● Stored entries:
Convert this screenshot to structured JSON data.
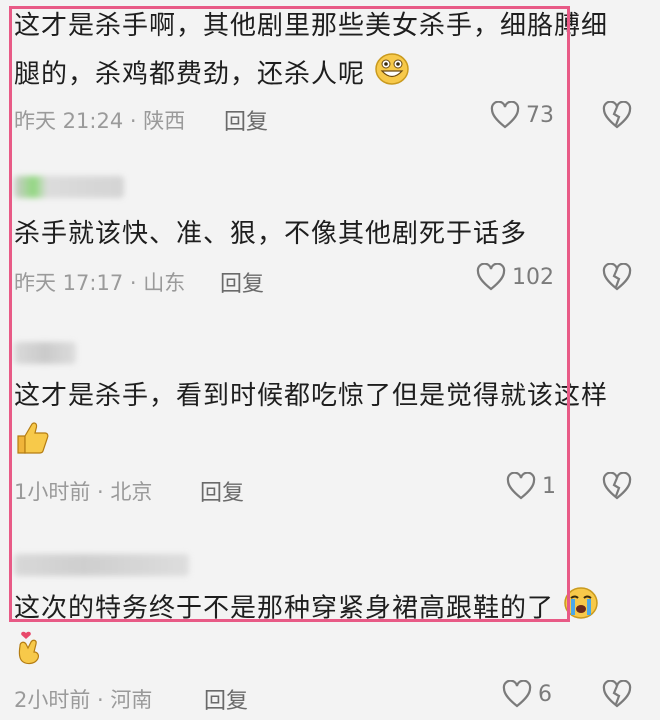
{
  "comments": [
    {
      "lines": [
        "这才是杀手啊，其他剧里那些美女杀手，细胳膊细",
        "腿的，杀鸡都费劲，还杀人呢"
      ],
      "emoji": "grinning-face-icon",
      "time": "昨天 21:24",
      "region": "陕西",
      "reply": "回复",
      "likes": "73"
    },
    {
      "lines": [
        "杀手就该快、准、狠，不像其他剧死于话多"
      ],
      "time": "昨天 17:17",
      "region": "山东",
      "reply": "回复",
      "likes": "102"
    },
    {
      "lines": [
        "这才是杀手，看到时候都吃惊了但是觉得就该这样"
      ],
      "emoji": "thumbs-up-icon",
      "time": "1小时前",
      "region": "北京",
      "reply": "回复",
      "likes": "1"
    },
    {
      "lines": [
        "这次的特务终于不是那种穿紧身裙高跟鞋的了"
      ],
      "emoji": "crying-face-icon",
      "emoji2": "finger-heart-icon",
      "time": "2小时前",
      "region": "河南",
      "reply": "回复",
      "likes": "6"
    }
  ],
  "colors": {
    "highlight_border": "#e85a86",
    "meta_text": "#9a9a9a",
    "background": "#f3f3f3"
  }
}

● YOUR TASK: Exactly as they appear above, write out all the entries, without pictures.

● RESPONSE AREA:
Convert this screenshot to structured JSON data.
{
  "comments": [
    {
      "lines": [
        "这才是杀手啊，其他剧里那些美女杀手，细胳膊细",
        "腿的，杀鸡都费劲，还杀人呢"
      ],
      "emoji": "grinning-face-icon",
      "time": "昨天 21:24",
      "region": "陕西",
      "reply": "回复",
      "likes": "73"
    },
    {
      "lines": [
        "杀手就该快、准、狠，不像其他剧死于话多"
      ],
      "time": "昨天 17:17",
      "region": "山东",
      "reply": "回复",
      "likes": "102"
    },
    {
      "lines": [
        "这才是杀手，看到时候都吃惊了但是觉得就该这样"
      ],
      "emoji": "thumbs-up-icon",
      "time": "1小时前",
      "region": "北京",
      "reply": "回复",
      "likes": "1"
    },
    {
      "lines": [
        "这次的特务终于不是那种穿紧身裙高跟鞋的了"
      ],
      "emoji": "crying-face-icon",
      "emoji2": "finger-heart-icon",
      "time": "2小时前",
      "region": "河南",
      "reply": "回复",
      "likes": "6"
    }
  ],
  "colors": {
    "highlight_border": "#e85a86",
    "meta_text": "#9a9a9a",
    "background": "#f3f3f3"
  }
}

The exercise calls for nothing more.